_REQUIRED ACTION_
If a line of the material holds the string "configurations", it counts; report the number of such lines alone.

_GIVEN ENTRIES_

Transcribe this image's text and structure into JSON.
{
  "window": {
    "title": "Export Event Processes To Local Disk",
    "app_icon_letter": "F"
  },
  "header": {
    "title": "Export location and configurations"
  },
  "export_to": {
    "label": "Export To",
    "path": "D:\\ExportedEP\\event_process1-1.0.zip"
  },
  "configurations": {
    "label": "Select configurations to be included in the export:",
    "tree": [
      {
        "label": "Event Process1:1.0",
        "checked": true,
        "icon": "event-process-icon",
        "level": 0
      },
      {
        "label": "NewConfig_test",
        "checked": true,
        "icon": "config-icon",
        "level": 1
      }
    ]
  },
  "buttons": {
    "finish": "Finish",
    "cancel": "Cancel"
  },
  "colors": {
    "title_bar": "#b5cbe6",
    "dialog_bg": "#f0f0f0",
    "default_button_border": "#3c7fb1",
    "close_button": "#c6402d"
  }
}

_WRITTEN RESPONSE_
3